SHAPIRO: We've covered so much ground.

NAKHANE: So quickly.

SHAPIRO: There is one track that I want to make sure we talk about for no reason other than I love it and want to make sure it gets included, which is "Do You Well" with Perfume Genius.

(SOUNDBITE OF SONG, "DO YOU WELL (FEAT. PERFUME GENIUS)")

NAKHANE: (Singing) I want to see you out there in the light.

SHAPIRO: And I don't know what to ask you about this song, but I just can't stop listening to it.

NAKHANE: I think it's the only track that succeeded at being a sexy sex song. It's just so much fun, and it just makes me feel good without any shame or guilt.

SHAPIRO: That is the multidisciplinary artist Nakhane.
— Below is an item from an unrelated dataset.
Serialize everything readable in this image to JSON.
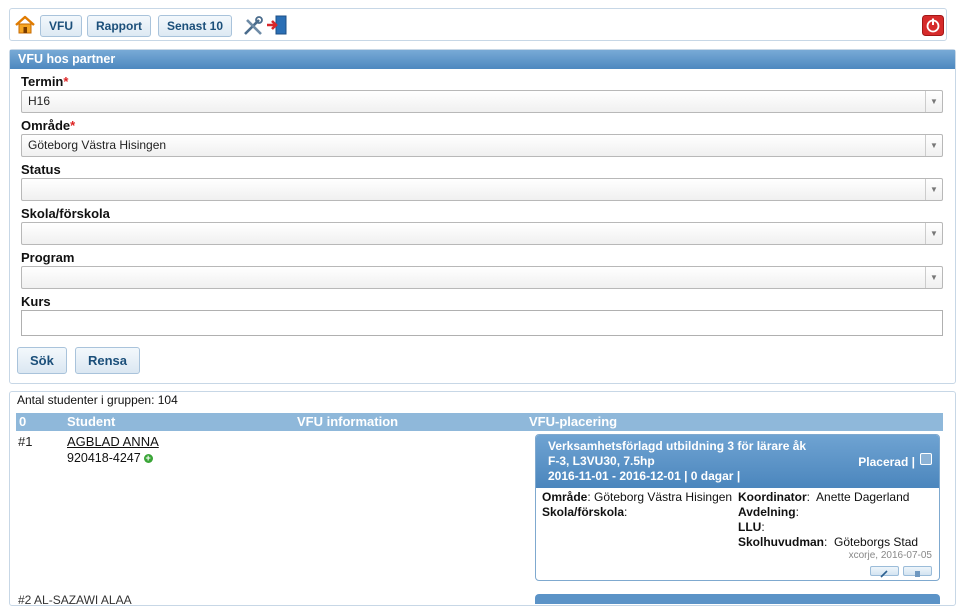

Their new album, "Bastard Jargon," is out now.

(SOUNDBITE OF NAKHANE SONG, "DO YOU WELL (FEAT. PERFUME GENIUS)") Transcript provided by NPR, Copyright NPR.

Christopher Intagliata
Christopher Intagliata is an editor at All Things Considered, where he writes news and edits interviews with politicians, musicians, restaurant owners, scientists and many of the other voices heard on the air.
Ari Shapiro has been one of the hosts of All Things Considered, NPR's award-winning afternoon newsmagazine, since 2015. During his first two years on the program, listenership to All Things Considered grew at an unprecedented rate, with more people tuning in during a typical quarter-hour than any other program on the radio.